While this pride might seem like a shortcut to waiting for God’s timing, it really isn’t. James 4:6 says, “God opposes the proud but gives grace to the humble” (NIV). You see, when our attitude is different from Jesus’, God has to get our attention. And when we hold on to pride, the Bible says that God actually opposes us. Pride is that serious. Many times, God won’t allow us to use pride for a shortcut.
But there’s good news in all of this. James 4:6 also says that God “gives grace to the humble.” In fact, James goes on with more good news for the humble:
Submit yourselves, then to God. Resist the devil, and he will flee from you. Come near to God, and he will come near to you. . . . Humble yourselves before the Lord, and he will lift you up. [James 4:7, 8, 10, NIV]
When we recognize God for who He is, and keep from considering ourselves to be demigods, then God will lift us up and the devil will have to run. This happened in Jesus’ case, as well. Philippians 2:9-11 tells us that God exalted Jesus so that everyone will eventually

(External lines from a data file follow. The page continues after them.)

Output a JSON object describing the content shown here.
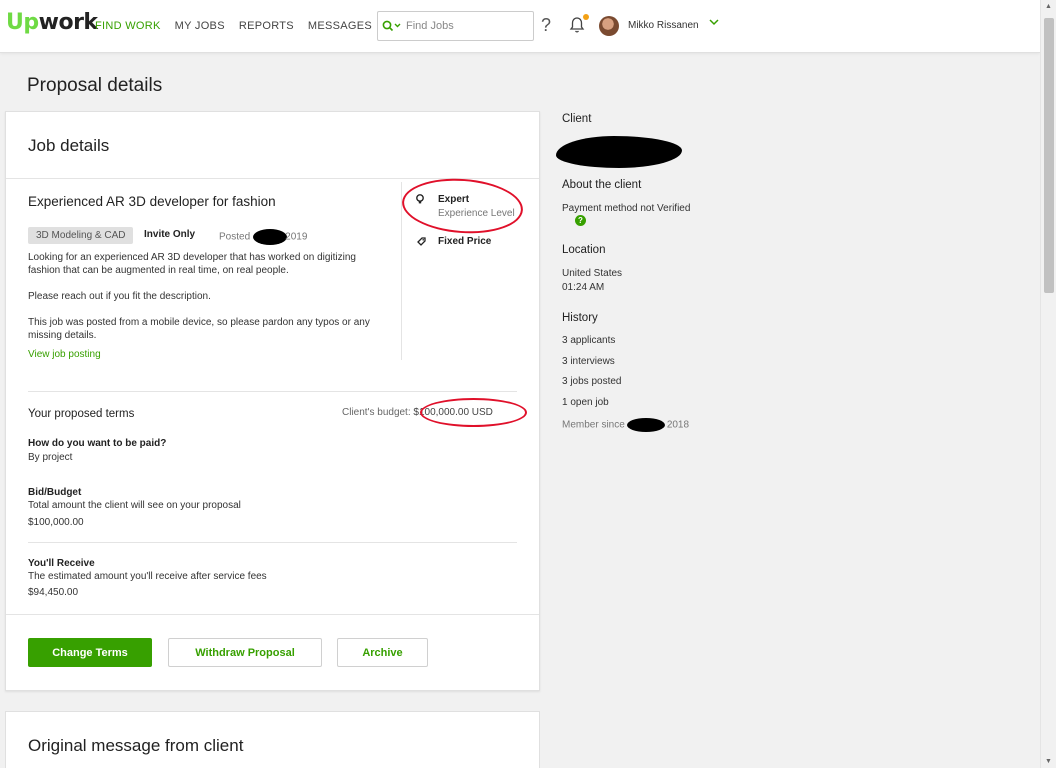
{
  "header": {
    "logo_up": "Up",
    "logo_work": "work",
    "nav": [
      {
        "label": "FIND WORK"
      },
      {
        "label": "MY JOBS"
      },
      {
        "label": "REPORTS"
      },
      {
        "label": "MESSAGES"
      }
    ],
    "search_placeholder": "Find Jobs",
    "help": "?",
    "username": "Mikko Rissanen",
    "accent_color": "#37a000",
    "notification_dot_color": "#f3a115"
  },
  "page": {
    "title": "Proposal details"
  },
  "job_details": {
    "card_title": "Job details",
    "job_title": "Experienced AR 3D developer for fashion",
    "tag": "3D Modeling & CAD",
    "invite": "Invite Only",
    "posted_label": "Posted",
    "posted_year": "2019",
    "description": [
      "Looking for an experienced AR 3D developer that has worked on digitizing fashion that can be augmented in real time, on real people.",
      "Please reach out if you fit the description.",
      "This job was posted from a mobile device, so please pardon any typos or any missing details."
    ],
    "view_link": "View job posting",
    "experience_label": "Expert",
    "experience_sub": "Experience Level",
    "price_type": "Fixed Price"
  },
  "terms": {
    "title": "Your proposed terms",
    "budget_label": "Client's budget:",
    "budget_amount": "$100,000.00 USD",
    "paid_label": "How do you want to be paid?",
    "paid_value": "By project",
    "bid_label": "Bid/Budget",
    "bid_help": "Total amount the client will see on your proposal",
    "bid_value": "$100,000.00",
    "receive_label": "You'll Receive",
    "receive_help": "The estimated amount you'll receive after service fees",
    "receive_value": "$94,450.00"
  },
  "actions": {
    "change": "Change Terms",
    "withdraw": "Withdraw Proposal",
    "archive": "Archive"
  },
  "original_message": {
    "title": "Original message from client"
  },
  "client": {
    "heading": "Client",
    "about_heading": "About the client",
    "payment": "Payment method not Verified",
    "location_heading": "Location",
    "country": "United States",
    "time": "01:24 AM",
    "history_heading": "History",
    "applicants": "3 applicants",
    "interviews": "3 interviews",
    "jobs_posted": "3 jobs posted",
    "open_jobs": "1 open job",
    "member_label": "Member since",
    "member_year": "2018"
  }
}
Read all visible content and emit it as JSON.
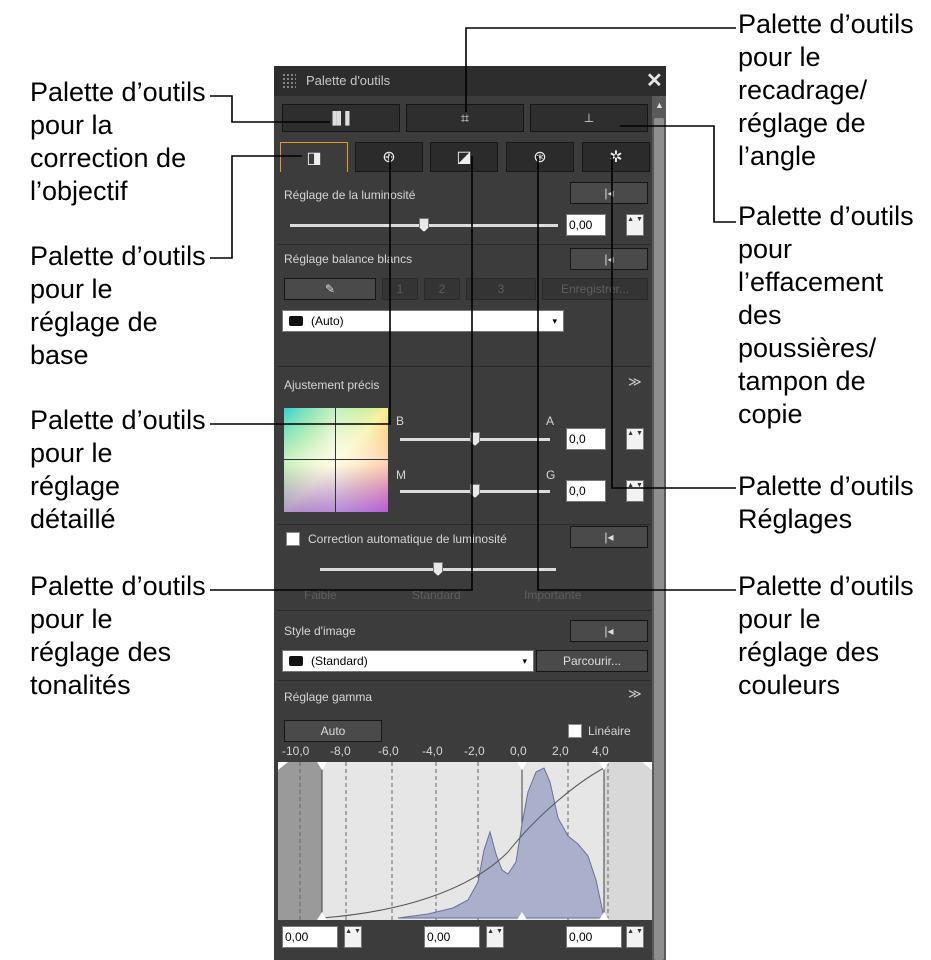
{
  "callouts": {
    "lens": "Palette d’outils\npour la\ncorrection de\nl’objectif",
    "basic": "Palette d’outils\npour le\nréglage de\nbase",
    "detail": "Palette d’outils\npour le\nréglage\ndétaillé",
    "tone": "Palette d’outils\npour le\nréglage des\ntonalités",
    "crop": "Palette d’outils\npour le\nrecadrage/\nréglage de\nl’angle",
    "dust": "Palette d’outils\npour\nl’effacement\ndes\npoussières/\ntampon de\ncopie",
    "settings": "Palette d’outils\nRéglages",
    "color": "Palette d’outils\npour le\nréglage des\ncouleurs"
  },
  "palette": {
    "title": "Palette d'outils",
    "close_glyph": "✕",
    "scroll_up_glyph": "▲",
    "top_buttons": [
      {
        "icon": "lens-correction-icon",
        "glyph": "▐▌▌"
      },
      {
        "icon": "crop-icon",
        "glyph": "⌗"
      },
      {
        "icon": "stamp-icon",
        "glyph": "⊥"
      }
    ],
    "tabs": [
      {
        "icon": "basic-adjust-icon",
        "glyph": "◨"
      },
      {
        "icon": "detail-adjust-icon",
        "glyph": "⊕"
      },
      {
        "icon": "tone-curve-icon",
        "glyph": "◪"
      },
      {
        "icon": "color-adjust-icon",
        "glyph": "⊛"
      },
      {
        "icon": "settings-icon",
        "glyph": "✲"
      }
    ],
    "reset_glyph": "|◂",
    "brightness": {
      "label": "Réglage de la luminosité",
      "value": "0,00",
      "level": 0.5
    },
    "white_balance": {
      "label": "Réglage balance blancs",
      "eyedropper_glyph": "✎",
      "presets": [
        "1",
        "2",
        "3"
      ],
      "register": "Enregistrer...",
      "select_value": "(Auto)"
    },
    "fine_tune": {
      "label": "Ajustement précis",
      "expand_glyph": "≫",
      "axis_b": "B",
      "axis_a": "A",
      "axis_m": "M",
      "axis_g": "G",
      "ba_value": "0,0",
      "mg_value": "0,0",
      "ba_level": 0.5,
      "mg_level": 0.5
    },
    "auto_brightness": {
      "label": "Correction automatique de luminosité",
      "levels": [
        "Faible",
        "Standard",
        "Importante"
      ],
      "level": 0.5
    },
    "picture_style": {
      "label": "Style d'image",
      "select_value": "(Standard)",
      "browse": "Parcourir..."
    },
    "gamma": {
      "label": "Réglage gamma",
      "expand_glyph": "≫",
      "auto": "Auto",
      "linear": "Linéaire",
      "ticks": [
        "-10,0",
        "-8,0",
        "-6,0",
        "-4,0",
        "-2,0",
        "0,0",
        "2,0",
        "4,0"
      ],
      "values": [
        "0,00",
        "0,00",
        "0,00"
      ]
    },
    "spin_glyph": "▲\n▼",
    "caret_glyph": "▾"
  }
}
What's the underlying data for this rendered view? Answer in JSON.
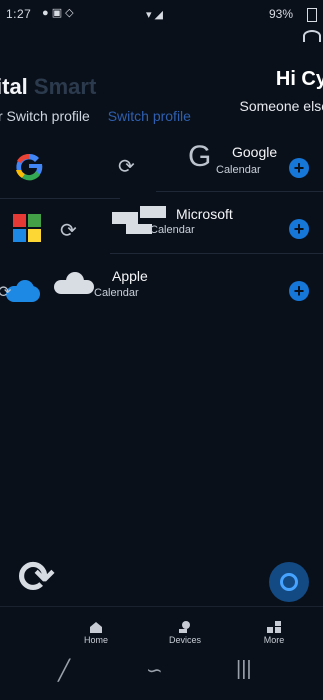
{
  "status_bar": {
    "time": "1:27",
    "battery": "93%"
  },
  "ghost_header": {
    "title": "ital",
    "title_dim": "Smart",
    "switch_text": "r Switch profile",
    "switch_link": "Switch profile"
  },
  "header": {
    "greeting": "Hi Cy",
    "subtitle": "Someone else"
  },
  "calendars": [
    {
      "name": "Google",
      "type": "Calendar",
      "icon": "google-icon"
    },
    {
      "name": "Microsoft",
      "type": "Calendar",
      "icon": "microsoft-icon"
    },
    {
      "name": "Apple",
      "type": "Calendar",
      "icon": "cloud-icon"
    }
  ],
  "tabs": [
    {
      "label": "Home",
      "icon": "home-icon"
    },
    {
      "label": "Devices",
      "icon": "devices-icon"
    },
    {
      "label": "More",
      "icon": "grid-plus-icon"
    }
  ],
  "colors": {
    "background": "#0a101a",
    "accent": "#1677d9",
    "fab": "#134a84"
  }
}
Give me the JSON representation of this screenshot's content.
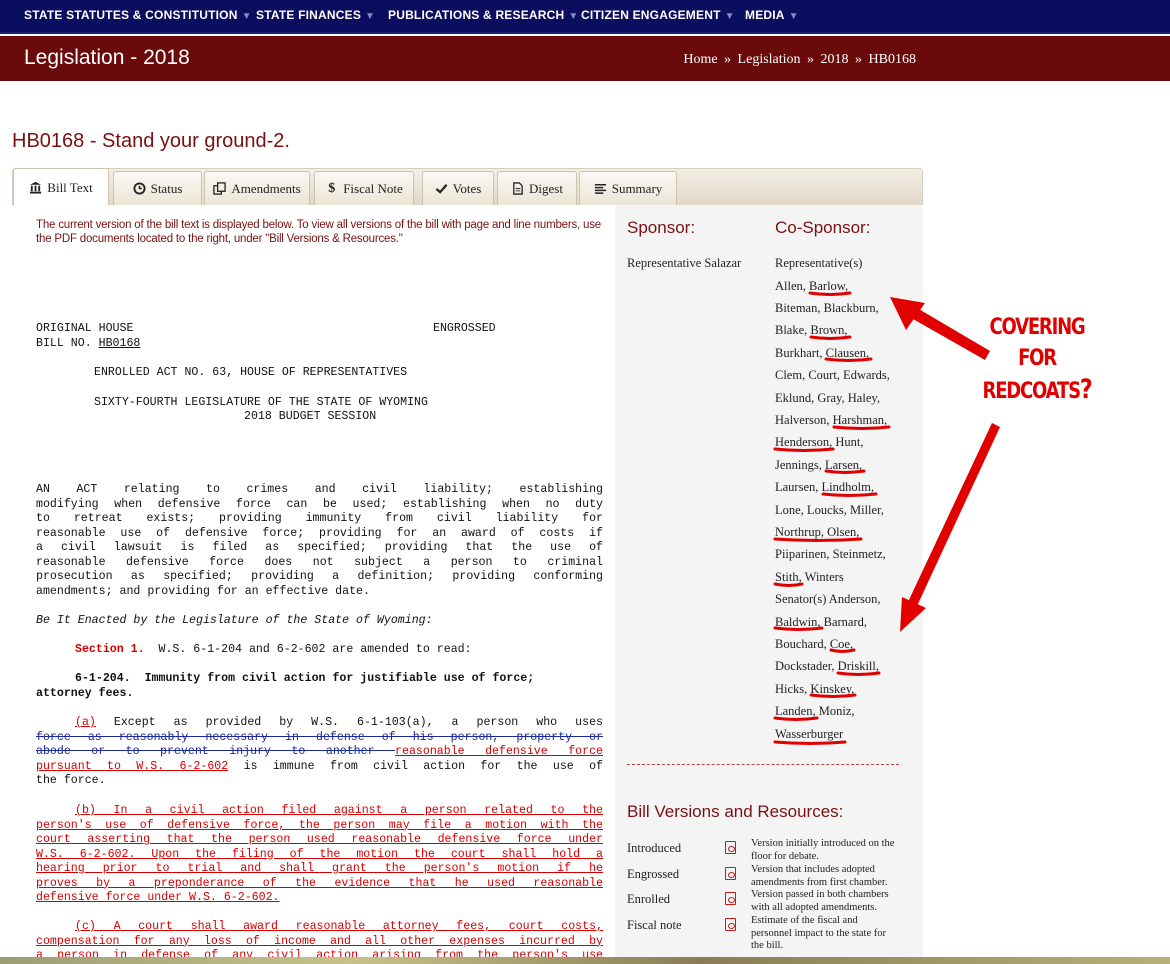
{
  "nav": {
    "items": [
      "STATE STATUTES & CONSTITUTION",
      "STATE FINANCES",
      "PUBLICATIONS & RESEARCH",
      "CITIZEN ENGAGEMENT",
      "MEDIA"
    ]
  },
  "header": {
    "title": "Legislation - 2018",
    "breadcrumb": [
      "Home",
      "Legislation",
      "2018",
      "HB0168"
    ],
    "separator": "»"
  },
  "bill": {
    "title": "HB0168 - Stand your ground-2."
  },
  "tabs": [
    "Bill Text",
    "Status",
    "Amendments",
    "Fiscal Note",
    "Votes",
    "Digest",
    "Summary"
  ],
  "notice": "The current version of the bill text is displayed below. To view all versions of the bill with page and line numbers, use the PDF documents located to the right, under \"Bill Versions & Resources.\"",
  "text": {
    "orig_house": "ORIGINAL HOUSE",
    "engrossed": "ENGROSSED",
    "bill_no": "BILL NO.",
    "bill_no_val": "HB0168",
    "enrolled": "ENROLLED ACT NO. 63, HOUSE OF REPRESENTATIVES",
    "legislature": "SIXTY-FOURTH LEGISLATURE OF THE STATE OF WYOMING",
    "session": "2018 BUDGET SESSION",
    "act_line1": "AN ACT relating to crimes and civil liability; establishing",
    "act_line2": "modifying when defensive force can be used; establishing when no duty",
    "act_line3": "to retreat exists; providing immunity from civil liability for",
    "act_line4": "reasonable use of defensive force; providing for an award of costs if",
    "act_line5": "a civil lawsuit is filed as specified; providing that the use of",
    "act_line6": "reasonable defensive force does not subject a person to criminal",
    "act_line7": "prosecution as specified; providing a definition; providing conforming",
    "act_line8": "amendments; and providing for an effective date.",
    "enacted": "Be It Enacted by the Legislature of the State of Wyoming:",
    "section_label": "Section 1.",
    "section_text": "W.S. 6-1-204 and 6-2-602 are amended to read:",
    "sec_num": "6-1-204.",
    "sec_head1": "Immunity from civil action for justifiable use of force;",
    "sec_head2": "attorney fees.",
    "a_label": "(a)",
    "a_text1": "Except as provided by W.S. 6-1-103(a), a person who uses",
    "a_strike1": "force as reasonably necessary in defense of his person, property or",
    "a_strike2": "abode or to prevent injury to another ",
    "a_red1": "reasonable defensive force",
    "a_red2": "pursuant to W.S. 6-2-602",
    "a_text2": " is immune from civil action for the use of",
    "a_text3": "the force.",
    "b_line1": "(b)  In a civil action filed against a person related to the",
    "b_line2": "person's use of defensive force, the person may file a motion with the",
    "b_line3": "court asserting that the person used reasonable defensive force under",
    "b_line4": "W.S. 6-2-602. Upon the filing of the motion the court shall hold a",
    "b_line5": "hearing prior to trial and shall grant the person's motion if he",
    "b_line6": "proves by a preponderance of the evidence that he used reasonable",
    "b_line7": "defensive force under W.S. 6-2-602.",
    "c_line1": "(c)  A court shall award reasonable attorney fees, court costs,",
    "c_line2": "compensation for any loss of income and all other expenses incurred by",
    "c_line3": "a person in defense of any civil action arising from the person's use"
  },
  "sidebar": {
    "sponsor_heading": "Sponsor:",
    "cosponsor_heading": "Co-Sponsor:",
    "sponsor": "Representative Salazar",
    "cosponsor_lines": [
      "Representative(s)",
      "Allen, Barlow,",
      "Biteman, Blackburn,",
      "Blake, Brown,",
      "Burkhart, Clausen,",
      "Clem, Court, Edwards,",
      "Eklund, Gray, Haley,",
      "Halverson, Harshman,",
      "Henderson, Hunt,",
      "Jennings, Larsen,",
      "Laursen, Lindholm,",
      "Lone, Loucks, Miller,",
      "Northrup, Olsen,",
      "Piiparinen, Steinmetz,",
      "Stith, Winters",
      "Senator(s) Anderson,",
      "Baldwin, Barnard,",
      "Bouchard, Coe,",
      "Dockstader, Driskill,",
      "Hicks, Kinskey,",
      "Landen, Moniz,",
      "Wasserburger"
    ],
    "versions_heading": "Bill Versions and Resources:",
    "versions": [
      {
        "label": "Introduced",
        "desc": "Version initially introduced on the floor for debate."
      },
      {
        "label": "Engrossed",
        "desc": "Version that includes adopted amendments from first chamber."
      },
      {
        "label": "Enrolled",
        "desc": "Version passed in both chambers with all adopted amendments."
      },
      {
        "label": "Fiscal note",
        "desc": "Estimate of the fiscal and personnel impact to the state for the bill."
      }
    ]
  },
  "annotation": {
    "line1": "COVERING",
    "line2": "FOR",
    "line3": "REDCOATS",
    "mark": "?",
    "color": "#e10000"
  }
}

worship Him. Now, while we will never be exalted to Jesus’ level, we will certainly benefit greatly from humility in the long run. To be successful, “find out what God wants you to do, and do it” (reference: Robert E. Logan and Sherilyn Carlton, Coaching 101: Discover the Power of Coaching. St. Charles, IL: ChurchSmart Resources, 2003, p. 23). This is humility. And it’s success.